This Jeremy Jeffress catch was amazing and also terrifying
For reasons that escape me now, back when I was of age I opted not to participate in Little League. I wish I had played, as maybe I'd have become a big famous baseball star I'd have dreamed of being. Without first-person experience, though, I can still appreciate some of the stark realities of the game.
In the fifth inning, Milwaukee reliever
I couldn't help but gasp audibly when I saw this play. Line-drive comebackers smashed back through the box are always frightening, even if the pitcher doesn't end up getting injured.
Jeffress was still removed from the game after this sequence, but the Brewers announced that it had nothing to do with any injury concerns. That's a relief for obvious reasons, but it doesn't change the fact that it seems absolutely terrifying to be a pitcher. Just listen to him talk about the moment postgame.
“I thought I was gone,” said Jeremy Jeffress when describing the Willians Astudillo line drive that nearly took his head off. He saw the video but won’t watch it again. Most important? He’s still healthy: pic.twitter.com/ikQHjVpZ96— Todd Rosiak (@Todd_Rosiak) May 28, 2019
You see these sorts of plays have different effects in some cases, but for the most part pitchers involved get back up on the hill and pitch again in the future.
That part -- being able to put such a terrifying moment behind you and getting back up on the mound again -- is what always blows my mind, and what makes being a baseball player such an impressive feat. It's as if athletes just have another gear, another mode of existence that allows them to push past the sort of moment that would make other, weaker humans (like me) just quit immediately and go home.
But they don't quit. They keep playing, and that's why it's impossibly impressive to me.
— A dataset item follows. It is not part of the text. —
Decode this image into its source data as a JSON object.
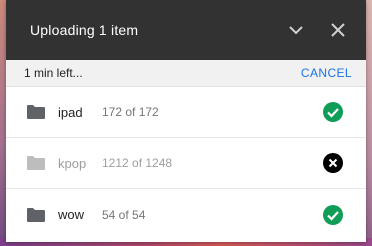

Adrian Garro joined MLB.com in 2016. Throughout his travels, both Bartolo Colon and Vin Scully have placed their hands on his shoulders. Not at the same time, though. That'd be amazing.